Since pictures are not wanted in the copy, output only the rest of each record exactly.

○ ○ ○

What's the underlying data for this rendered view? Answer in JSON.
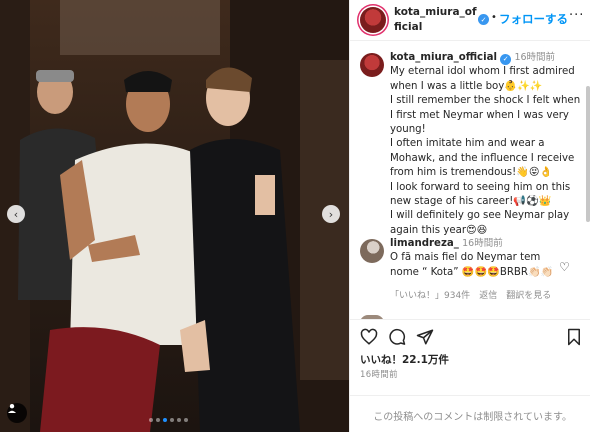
{
  "post": {
    "author": "kota_miura_official",
    "follow_label": "フォローする",
    "separator": "•",
    "more_icon": "more-icon",
    "photo": {
      "slide_count": 6,
      "active_slide": 3
    },
    "caption": {
      "username": "kota_miura_official",
      "time": "16時間前",
      "lines": [
        "My eternal idol whom I first admired when I was a little boy👶✨✨",
        "I still remember the shock I felt when I first met Neymar when I was very young!",
        "I often imitate him and wear a Mohawk, and the influence I receive from him is tremendous!👋😝👌",
        "I look forward to seeing him on this new stage of his career!📢⚽👑",
        "I will definitely go see Neymar play again this year😍😆"
      ]
    },
    "comment": {
      "username": "limandreza_",
      "time": "16時間前",
      "text": "O fã mais fiel do Neymar tem nome “ Kota” 🤩🤩🤩BRBR👏🏻👏🏻",
      "likes": "「いいね！」934件",
      "reply": "返信",
      "translate": "翻訳を見る"
    },
    "likes_count": "いいね！22.1万件",
    "posted_ago": "16時間前",
    "comments_disabled": "この投稿へのコメントは制限されています。"
  },
  "colors": {
    "link": "#0095f6",
    "verified": "#3897f0",
    "muted": "#8e8e8e",
    "text": "#262626"
  }
}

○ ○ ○

**Solution to this problem**
What's the underlying data for this rendered view? Answer in JSON.
{
  "post": {
    "author": "kota_miura_official",
    "follow_label": "フォローする",
    "separator": "•",
    "more_icon": "more-icon",
    "photo": {
      "slide_count": 6,
      "active_slide": 3
    },
    "caption": {
      "username": "kota_miura_official",
      "time": "16時間前",
      "lines": [
        "My eternal idol whom I first admired when I was a little boy👶✨✨",
        "I still remember the shock I felt when I first met Neymar when I was very young!",
        "I often imitate him and wear a Mohawk, and the influence I receive from him is tremendous!👋😝👌",
        "I look forward to seeing him on this new stage of his career!📢⚽👑",
        "I will definitely go see Neymar play again this year😍😆"
      ]
    },
    "comment": {
      "username": "limandreza_",
      "time": "16時間前",
      "text": "O fã mais fiel do Neymar tem nome “ Kota” 🤩🤩🤩BRBR👏🏻👏🏻",
      "likes": "「いいね！」934件",
      "reply": "返信",
      "translate": "翻訳を見る"
    },
    "likes_count": "いいね！22.1万件",
    "posted_ago": "16時間前",
    "comments_disabled": "この投稿へのコメントは制限されています。"
  },
  "colors": {
    "link": "#0095f6",
    "verified": "#3897f0",
    "muted": "#8e8e8e",
    "text": "#262626"
  }
}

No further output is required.